• **Problem to work on**
Return every entry below exactly as written, minus the pictures.

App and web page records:
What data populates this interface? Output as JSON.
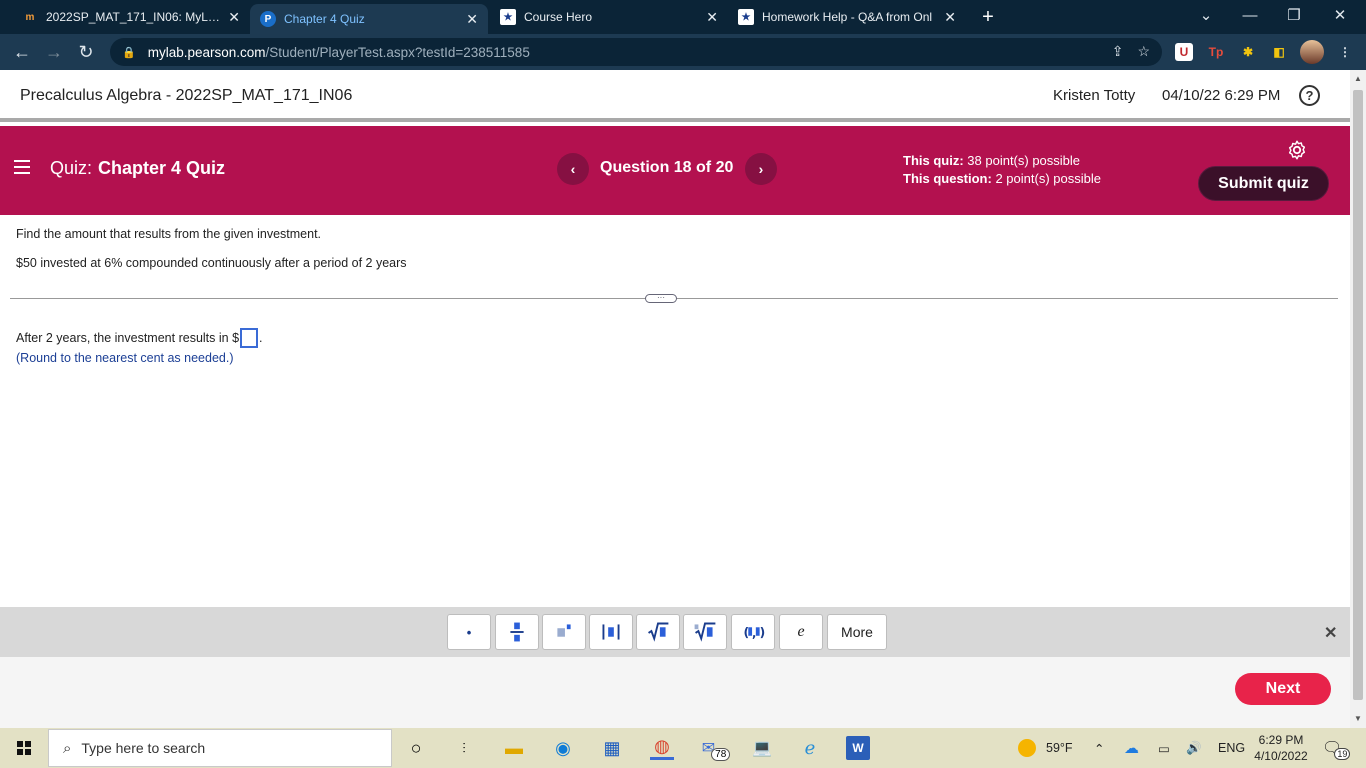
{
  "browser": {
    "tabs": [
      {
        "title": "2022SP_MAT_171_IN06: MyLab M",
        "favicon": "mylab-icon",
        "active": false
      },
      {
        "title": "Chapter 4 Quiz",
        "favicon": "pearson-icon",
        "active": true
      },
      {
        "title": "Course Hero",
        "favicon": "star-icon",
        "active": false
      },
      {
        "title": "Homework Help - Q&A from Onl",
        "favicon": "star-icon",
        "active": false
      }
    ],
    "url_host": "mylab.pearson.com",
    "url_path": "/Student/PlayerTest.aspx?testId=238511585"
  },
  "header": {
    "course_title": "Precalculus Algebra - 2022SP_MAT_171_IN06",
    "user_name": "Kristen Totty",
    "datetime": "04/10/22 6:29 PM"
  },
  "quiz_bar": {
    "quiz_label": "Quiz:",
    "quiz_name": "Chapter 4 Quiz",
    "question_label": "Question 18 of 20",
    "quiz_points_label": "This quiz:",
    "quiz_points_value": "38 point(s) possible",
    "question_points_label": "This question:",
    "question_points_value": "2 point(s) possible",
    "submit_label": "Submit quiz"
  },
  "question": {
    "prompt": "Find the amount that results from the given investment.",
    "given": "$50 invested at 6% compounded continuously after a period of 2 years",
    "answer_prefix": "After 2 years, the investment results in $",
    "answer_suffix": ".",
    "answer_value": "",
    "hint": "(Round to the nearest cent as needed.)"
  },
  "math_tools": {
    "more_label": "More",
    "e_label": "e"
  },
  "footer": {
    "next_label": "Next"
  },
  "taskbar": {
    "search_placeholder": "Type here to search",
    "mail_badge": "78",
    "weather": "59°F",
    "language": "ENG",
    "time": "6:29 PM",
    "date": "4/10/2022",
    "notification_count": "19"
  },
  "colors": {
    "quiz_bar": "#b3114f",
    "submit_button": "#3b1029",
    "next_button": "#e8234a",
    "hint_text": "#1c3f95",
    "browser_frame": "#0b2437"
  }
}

• **Written answer**
What data populates this interface? Output as JSON.
{
  "browser": {
    "tabs": [
      {
        "title": "2022SP_MAT_171_IN06: MyLab M",
        "favicon": "mylab-icon",
        "active": false
      },
      {
        "title": "Chapter 4 Quiz",
        "favicon": "pearson-icon",
        "active": true
      },
      {
        "title": "Course Hero",
        "favicon": "star-icon",
        "active": false
      },
      {
        "title": "Homework Help - Q&A from Onl",
        "favicon": "star-icon",
        "active": false
      }
    ],
    "url_host": "mylab.pearson.com",
    "url_path": "/Student/PlayerTest.aspx?testId=238511585"
  },
  "header": {
    "course_title": "Precalculus Algebra - 2022SP_MAT_171_IN06",
    "user_name": "Kristen Totty",
    "datetime": "04/10/22 6:29 PM"
  },
  "quiz_bar": {
    "quiz_label": "Quiz:",
    "quiz_name": "Chapter 4 Quiz",
    "question_label": "Question 18 of 20",
    "quiz_points_label": "This quiz:",
    "quiz_points_value": "38 point(s) possible",
    "question_points_label": "This question:",
    "question_points_value": "2 point(s) possible",
    "submit_label": "Submit quiz"
  },
  "question": {
    "prompt": "Find the amount that results from the given investment.",
    "given": "$50 invested at 6% compounded continuously after a period of 2 years",
    "answer_prefix": "After 2 years, the investment results in $",
    "answer_suffix": ".",
    "answer_value": "",
    "hint": "(Round to the nearest cent as needed.)"
  },
  "math_tools": {
    "more_label": "More",
    "e_label": "e"
  },
  "footer": {
    "next_label": "Next"
  },
  "taskbar": {
    "search_placeholder": "Type here to search",
    "mail_badge": "78",
    "weather": "59°F",
    "language": "ENG",
    "time": "6:29 PM",
    "date": "4/10/2022",
    "notification_count": "19"
  },
  "colors": {
    "quiz_bar": "#b3114f",
    "submit_button": "#3b1029",
    "next_button": "#e8234a",
    "hint_text": "#1c3f95",
    "browser_frame": "#0b2437"
  }
}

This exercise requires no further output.